“You have brought shame to the family and your company through your misbehavior,” Bob Weinstein wrote in the letter, which is contained in full in the book She Said: Breaking the Sexual Harassment Story That Helped Ignite a Movement. “Your reaction was once more to blame the victims, or to minimize the misbehavior in various ways. If you think nothing is wrong with your misbehavior in this area then announce it to your wife and family.”
Bob Weinstein told the book’s authors that he mistakenly believed his brother’s problems were related to sex addiction and eventually stopped trying to address them.
“I got worn out,” he told Kantor and Twohey. “I said, ‘I surrender,’ see?”

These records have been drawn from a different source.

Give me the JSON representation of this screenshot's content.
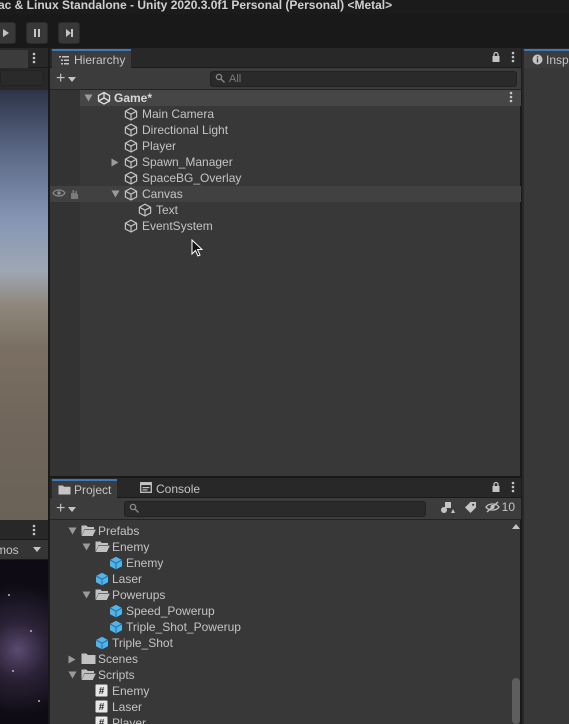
{
  "window": {
    "title": "ac & Linux Standalone - Unity 2020.3.0f1 Personal (Personal) <Metal>"
  },
  "toolbar": {
    "play_icon": "play-icon",
    "pause_icon": "pause-icon",
    "step_icon": "step-icon"
  },
  "scene_view": {
    "gizmos_label": "mos"
  },
  "hierarchy": {
    "tab_label": "Hierarchy",
    "search_placeholder": "All",
    "scene_name": "Game*",
    "items": [
      {
        "label": "Main Camera",
        "depth": 1,
        "expander": "none",
        "selected": false
      },
      {
        "label": "Directional Light",
        "depth": 1,
        "expander": "none",
        "selected": false
      },
      {
        "label": "Player",
        "depth": 1,
        "expander": "none",
        "selected": false
      },
      {
        "label": "Spawn_Manager",
        "depth": 1,
        "expander": "collapsed",
        "selected": false
      },
      {
        "label": "SpaceBG_Overlay",
        "depth": 1,
        "expander": "none",
        "selected": false
      },
      {
        "label": "Canvas",
        "depth": 1,
        "expander": "expanded",
        "selected": true
      },
      {
        "label": "Text",
        "depth": 2,
        "expander": "none",
        "selected": false
      },
      {
        "label": "EventSystem",
        "depth": 1,
        "expander": "none",
        "selected": false
      }
    ]
  },
  "inspector": {
    "tab_label": "Insp"
  },
  "project": {
    "tab_label": "Project",
    "console_tab_label": "Console",
    "search_value": "",
    "hidden_count": "10",
    "items": [
      {
        "label": "Prefabs",
        "depth": 0,
        "kind": "folder-open",
        "expander": "expanded"
      },
      {
        "label": "Enemy",
        "depth": 1,
        "kind": "folder-open",
        "expander": "expanded"
      },
      {
        "label": "Enemy",
        "depth": 2,
        "kind": "prefab",
        "expander": "none"
      },
      {
        "label": "Laser",
        "depth": 1,
        "kind": "prefab",
        "expander": "none"
      },
      {
        "label": "Powerups",
        "depth": 1,
        "kind": "folder-open",
        "expander": "expanded"
      },
      {
        "label": "Speed_Powerup",
        "depth": 2,
        "kind": "prefab",
        "expander": "none"
      },
      {
        "label": "Triple_Shot_Powerup",
        "depth": 2,
        "kind": "prefab",
        "expander": "none"
      },
      {
        "label": "Triple_Shot",
        "depth": 1,
        "kind": "prefab",
        "expander": "none"
      },
      {
        "label": "Scenes",
        "depth": 0,
        "kind": "folder",
        "expander": "collapsed"
      },
      {
        "label": "Scripts",
        "depth": 0,
        "kind": "folder-open",
        "expander": "expanded"
      },
      {
        "label": "Enemy",
        "depth": 1,
        "kind": "script",
        "expander": "none"
      },
      {
        "label": "Laser",
        "depth": 1,
        "kind": "script",
        "expander": "none"
      },
      {
        "label": "Player",
        "depth": 1,
        "kind": "script",
        "expander": "none"
      }
    ]
  },
  "colors": {
    "accent": "#3a79bb",
    "prefab": "#4fb3ec",
    "panel": "#383838",
    "selected_row": "#414141"
  }
}
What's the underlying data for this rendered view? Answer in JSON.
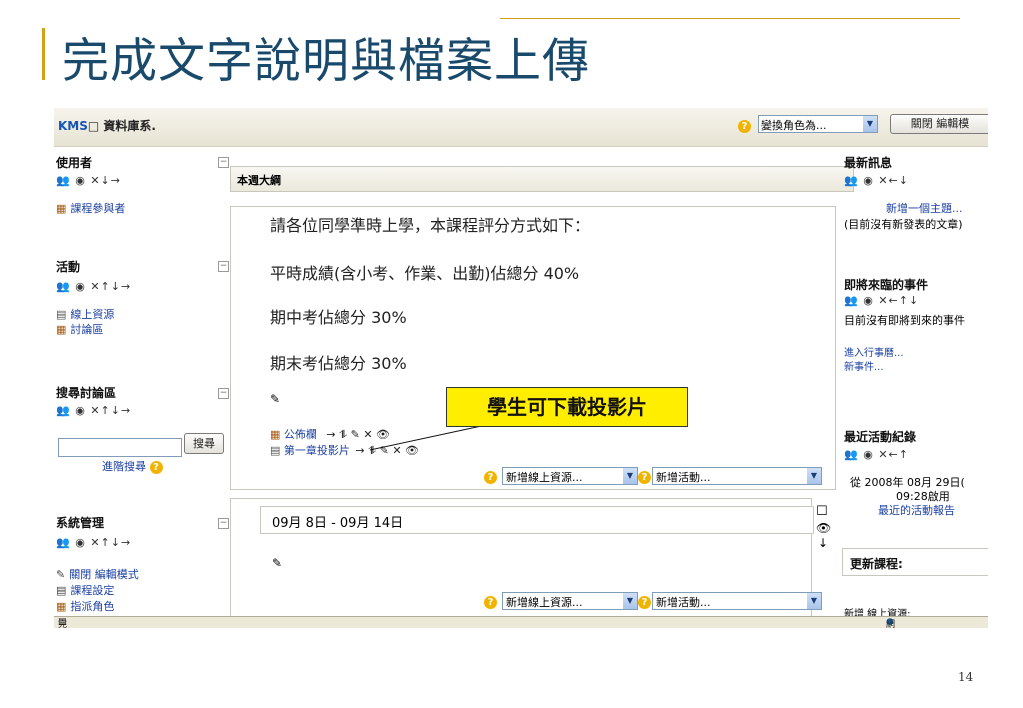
{
  "slide": {
    "title": "完成文字說明與檔案上傳",
    "page_number": "14",
    "callout": "學生可下載投影片",
    "accent_color": "#d4a017",
    "title_color": "#1a4a6b",
    "callout_color": "#ffee00"
  },
  "browser": {
    "site_title_kms": "KMS",
    "site_title_rest": "□ 資料庫系.",
    "role_label": "變換角色為...",
    "edit_button": "關閉 編輯模",
    "status_left": "完成",
    "status_right": "網際網路"
  },
  "icons": {
    "edit_row_arrows": "✕↓→",
    "edit_row_updown": "✕↑↓→",
    "edit_row_news": "✕←↓",
    "edit_row_events": "✕←↑↓",
    "edit_row_recent": "✕←↑",
    "module_actions": "→ ⥮ ✎ ✕ 👁",
    "help": "?"
  },
  "left": {
    "users": {
      "title": "使用者",
      "items": [
        "課程參與者"
      ]
    },
    "activities": {
      "title": "活動",
      "items": [
        "線上資源",
        "討論區"
      ]
    },
    "forum_search": {
      "title": "搜尋討論區",
      "button": "搜尋",
      "advanced": "進階搜尋"
    },
    "admin": {
      "title": "系統管理",
      "items": [
        "關閉 編輯模式",
        "課程設定",
        "指派角色"
      ]
    }
  },
  "center": {
    "outline_title": "本週大綱",
    "lines": [
      "請各位同學準時上學，本課程評分方式如下：",
      "平時成績(含小考、作業、出勤)佔總分 40%",
      "期中考佔總分 30%",
      "期末考佔總分 30%"
    ],
    "modules": [
      "公佈欄",
      "第一章投影片"
    ],
    "add_resource": "新增線上資源...",
    "add_activity": "新增活動...",
    "week2_title": "09月 8日 - 09月 14日"
  },
  "right": {
    "news": {
      "title": "最新訊息",
      "add": "新增一個主題...",
      "empty": "(目前沒有新發表的文章)"
    },
    "events": {
      "title": "即將來臨的事件",
      "empty": "目前沒有即將到來的事件",
      "goto": "進入行事曆...",
      "new_event": "新事件..."
    },
    "recent": {
      "title": "最近活動紀錄",
      "since": "從 2008年 08月 29日(",
      "time": "09:28啟用",
      "report": "最近的活動報告"
    },
    "course_update": {
      "title": "更新課程:",
      "partial": "新增 線上資源:"
    }
  }
}
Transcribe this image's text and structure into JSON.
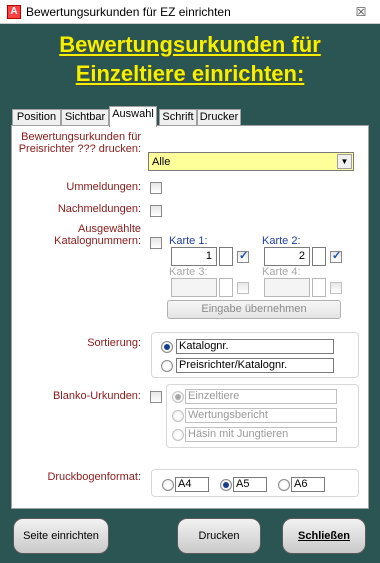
{
  "window": {
    "icon_letter": "A",
    "title": "Bewertungsurkunden für EZ einrichten",
    "close_glyph": "☒"
  },
  "heading": {
    "line1": "Bewertungsurkunden für",
    "line2": "Einzeltiere einrichten:"
  },
  "tabs": [
    {
      "label": "Position"
    },
    {
      "label": "Sichtbar"
    },
    {
      "label": "Auswahl",
      "active": true
    },
    {
      "label": "Schrift"
    },
    {
      "label": "Drucker"
    }
  ],
  "form": {
    "preisrichter_label": "Bewertungsurkunden für Preisrichter ??? drucken:",
    "preisrichter_value": "Alle",
    "ummeldungen_label": "Ummeldungen:",
    "nachmeldungen_label": "Nachmeldungen:",
    "katalog_label": "Ausgewählte Katalognummern:",
    "karte1_label": "Karte 1:",
    "karte1_value": "1",
    "karte2_label": "Karte 2:",
    "karte2_value": "2",
    "karte3_label": "Karte 3:",
    "karte4_label": "Karte 4:",
    "apply_button": "Eingabe übernehmen",
    "sortierung_label": "Sortierung:",
    "sortierung_options": [
      "Katalognr.",
      "Preisrichter/Katalognr."
    ],
    "blanko_label": "Blanko-Urkunden:",
    "blanko_options": [
      "Einzeltiere",
      "Wertungsbericht",
      "Häsin mit Jungtieren"
    ],
    "format_label": "Druckbogenformat:",
    "format_options": [
      "A4",
      "A5",
      "A6"
    ]
  },
  "footer": {
    "setup_button": "Seite einrichten",
    "print_button": "Drucken",
    "close_button": "Schließen"
  },
  "colors": {
    "background": "#2b5553",
    "heading": "#f3f000",
    "label": "#8b1a1a",
    "select_bg": "#ffff99"
  }
}
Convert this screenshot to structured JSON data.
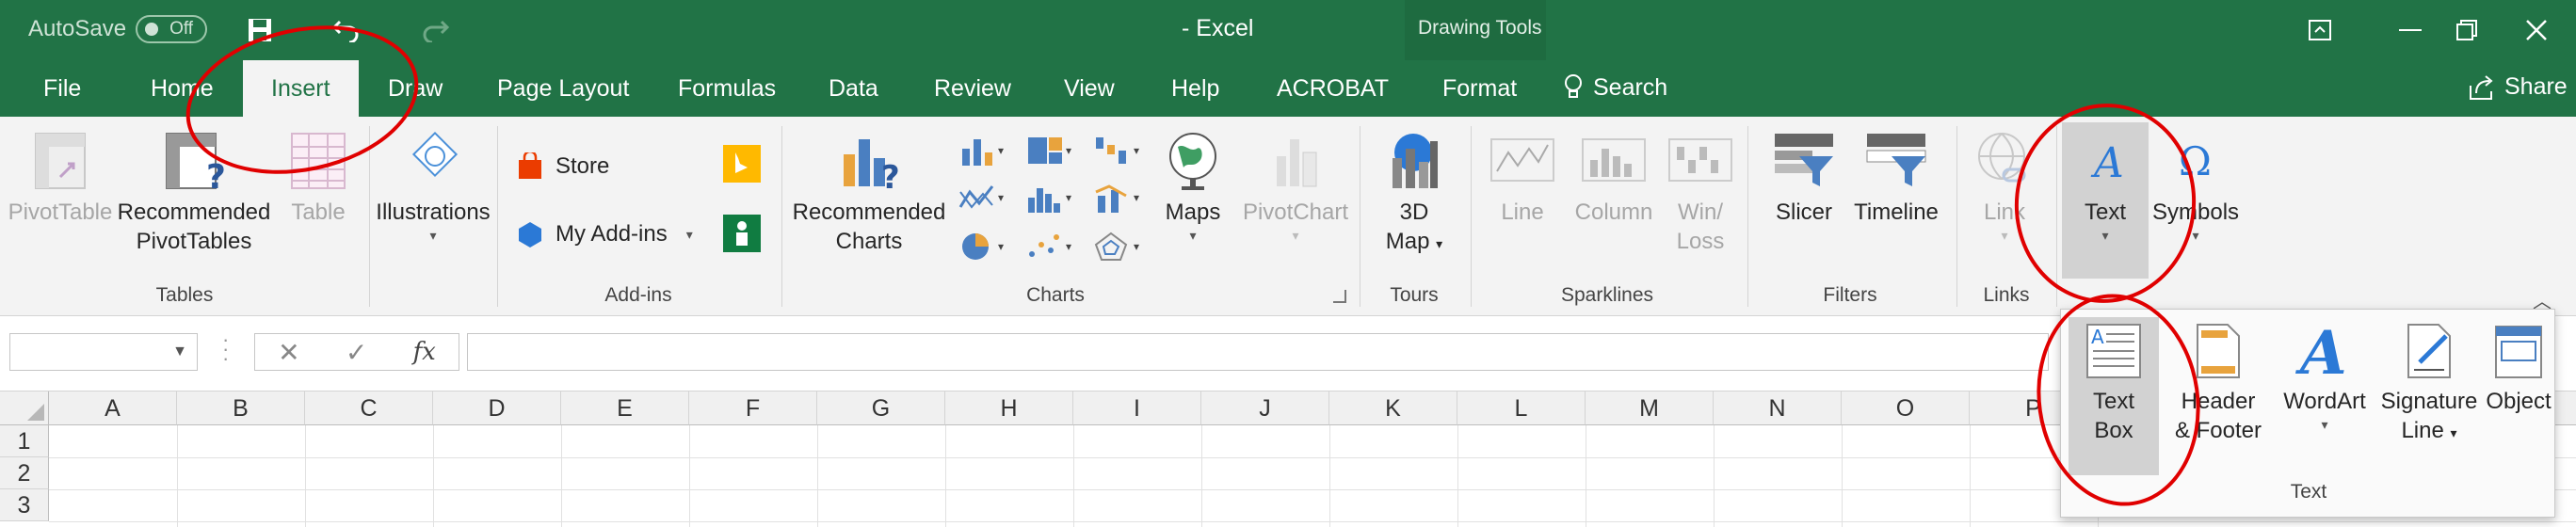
{
  "titlebar": {
    "autosave_label": "AutoSave",
    "autosave_state": "Off",
    "title": "- Excel",
    "context_tab_group": "Drawing Tools",
    "icons": [
      "save-icon",
      "undo-icon",
      "redo-icon",
      "ribbon-display-icon",
      "restore-icon",
      "close-icon"
    ]
  },
  "tabs": {
    "items": [
      "File",
      "Home",
      "Insert",
      "Draw",
      "Page Layout",
      "Formulas",
      "Data",
      "Review",
      "View",
      "Help",
      "ACROBAT",
      "Format"
    ],
    "active": "Insert",
    "search": "Search",
    "share": "Share"
  },
  "ribbon": {
    "tables": {
      "pivottable": "PivotTable",
      "recommended_line1": "Recommended",
      "recommended_line2": "PivotTables",
      "table": "Table",
      "label": "Tables"
    },
    "illustrations": {
      "label_btn": "Illustrations"
    },
    "addins": {
      "store": "Store",
      "my_addins": "My Add-ins",
      "label": "Add-ins"
    },
    "charts": {
      "recommended_line1": "Recommended",
      "recommended_line2": "Charts",
      "maps": "Maps",
      "pivotchart": "PivotChart",
      "label": "Charts"
    },
    "tours": {
      "map_line1": "3D",
      "map_line2": "Map",
      "label": "Tours"
    },
    "sparklines": {
      "line": "Line",
      "column": "Column",
      "winloss_line1": "Win/",
      "winloss_line2": "Loss",
      "label": "Sparklines"
    },
    "filters": {
      "slicer": "Slicer",
      "timeline": "Timeline",
      "label": "Filters"
    },
    "links": {
      "link": "Link",
      "label": "Links"
    },
    "text": {
      "label_btn": "Text"
    },
    "symbols": {
      "label_btn": "Symbols"
    }
  },
  "columns": [
    "A",
    "B",
    "C",
    "D",
    "E",
    "F",
    "G",
    "H",
    "I",
    "J",
    "K",
    "L",
    "M",
    "N",
    "O",
    "P"
  ],
  "rows": [
    "1",
    "2",
    "3"
  ],
  "text_panel": {
    "textbox_line1": "Text",
    "textbox_line2": "Box",
    "header_line1": "Header",
    "header_line2": "& Footer",
    "wordart": "WordArt",
    "signature_line1": "Signature",
    "signature_line2": "Line",
    "object": "Object",
    "group_label": "Text"
  },
  "colors": {
    "excel_green": "#217346",
    "annotation_red": "#e00000",
    "selected_gray": "#d2d2d2"
  }
}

“Bob long believed that Harvey was a sex addict engaged in persistent philandering, and, therefore, Bob repeatedly implored his brother to seek treatment from a doctor who specialized in sex addiction, including in the 2015 letter, as well as after he wrote that letter, which also addressed Harvey’s behavior toward Bob and his verbal abuse of others,” Bob’s attorney said in a statement provided to The Wrap. “Although Harvey promised Bob he would heed his advice and get the help Bob believed he needed, he apparently never did.”
If convicted of the charges in California, Weinstein could face up to 28 years there in state prison.